, Tsarnaev told investigators "that no foreign terrorist groups were involved in the incident; there was an online component to their radicalization—through watching videos, not through online communication; and that older brother, Tamerlan, was the driving force behind the planning and execution of the attacks. Tamerlan's motivation was that of jihadist thought, the source says, with its religious and political motivations, the idea that Islam is under attack and jihadists need to fight back."

Tsarnaev's statements, if true, reinforce speculation that his older brother Tamerlan Tsarnaev was the leader of the attacks. Relatives and friends have told the press that Tamerlan became increasingly militant in his interpretation of Islam over the course of the past two years, while his younger, impressionable brother appeared to be an easygoing stoner at the University of Massachusetts-Dartmouth.

Last night authorities released the transcript of Tsarnaev's bedside court hearing, during which he was formally charged and read his Miranda rights by Magistrate Judge Marianne B. Bowler. "At this time, at the conclusion of the initial appearance, I find that the defendant is alert, mentally competent, and lucid. He is aware of the nature of the proceedings," Judge Bowler said, according to the transcript (below). Next for Tsarnaev is his indictment, after which he'll be arraigned in federal court and asked to enter a plea.
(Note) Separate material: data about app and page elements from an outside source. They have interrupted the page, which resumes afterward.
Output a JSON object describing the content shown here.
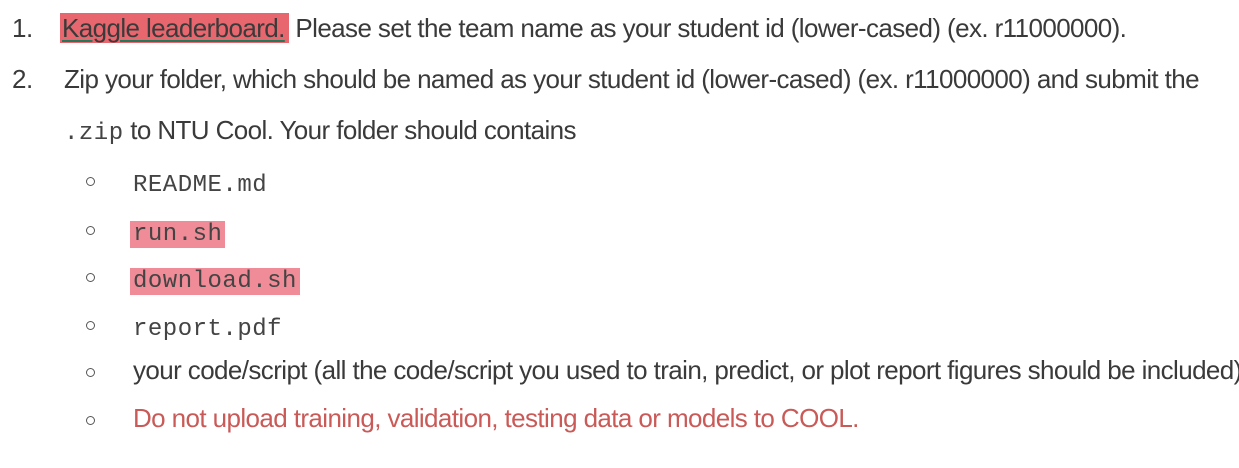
{
  "items": [
    {
      "number": "1.",
      "link_text": "Kaggle leaderboard.",
      "text": " Please set the team name as your student id (lower-cased) (ex. r11000000)."
    },
    {
      "number": "2.",
      "text_line1": "Zip your folder, which should be named as your student id (lower-cased) (ex. r11000000) and submit the",
      "code_zip": ".zip",
      "text_line2": " to NTU Cool. Your folder should contains"
    }
  ],
  "folder_contents": [
    {
      "text": "README.md",
      "style": "code",
      "highlighted": false
    },
    {
      "text": "run.sh",
      "style": "code",
      "highlighted": true
    },
    {
      "text": "download.sh",
      "style": "code",
      "highlighted": true
    },
    {
      "text": "report.pdf",
      "style": "code",
      "highlighted": false
    },
    {
      "text": "your code/script (all the code/script you used to train, predict, or plot report figures should be included).",
      "style": "text",
      "highlighted": false
    },
    {
      "text": "Do not upload training, validation, testing data or models to COOL.",
      "style": "warning",
      "highlighted": false
    }
  ],
  "colors": {
    "text": "#3a3a3a",
    "highlight": "#ef8c97",
    "link_highlight": "#e8676f",
    "warning": "#c95a57"
  }
}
After he recovers from his gunshot wounds, Tsarnaev will be moved to a federal prison, not a military prison. White House press secretary Jay Carney told reporters yesterday, "We will prosecute this terrorist through our civilian system of justice." During yesterday's hearing, Tsarnaev had three federal public defenders representing him. Federal Public Defender Miriam Conrad filed a motion Monday asking that two death penalty lawyers be appointed to represent Tsarnaev, "given the magnitude of this case," the AP reports.
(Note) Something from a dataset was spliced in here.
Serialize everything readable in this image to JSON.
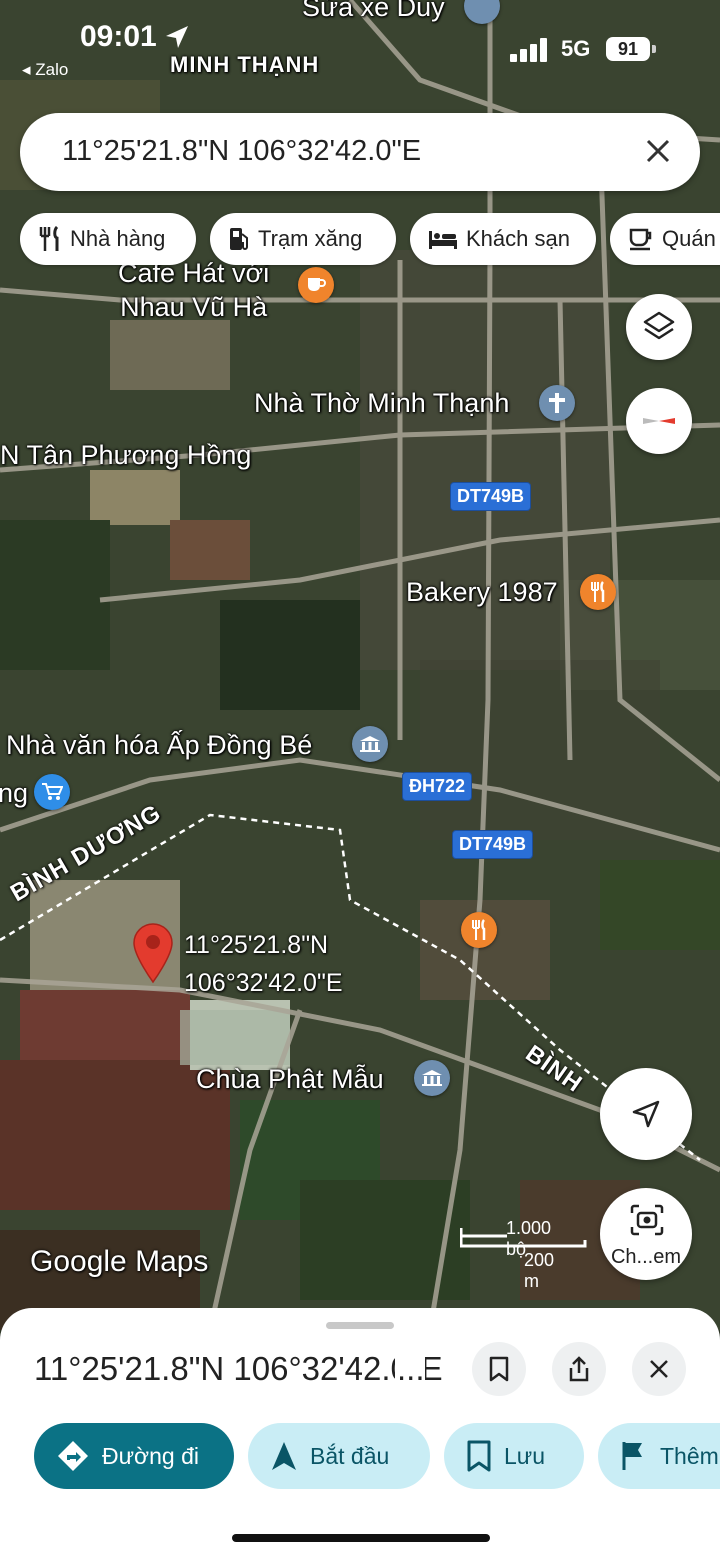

Meanwhile, Federal investigators raided the New Bedford, Mass., home of two friends of Dzhokhar because the alleged bomber spent the night there on Monday and Tuesday night. In interviews with the Daily News, neighbors identified the friends as Azamat and Dias Timur. They were arrested on Saturday on immigration charges, and could face additional charges of harboring a fugitive. Officials with homeland security and the FBI are emptying the house to catalog everything as evidence. "They were looking at the drain pipes," said one man who lives next door.

Transcript: Bedside court hearing for Boston bombings suspect Dzhokhar Tsarnaev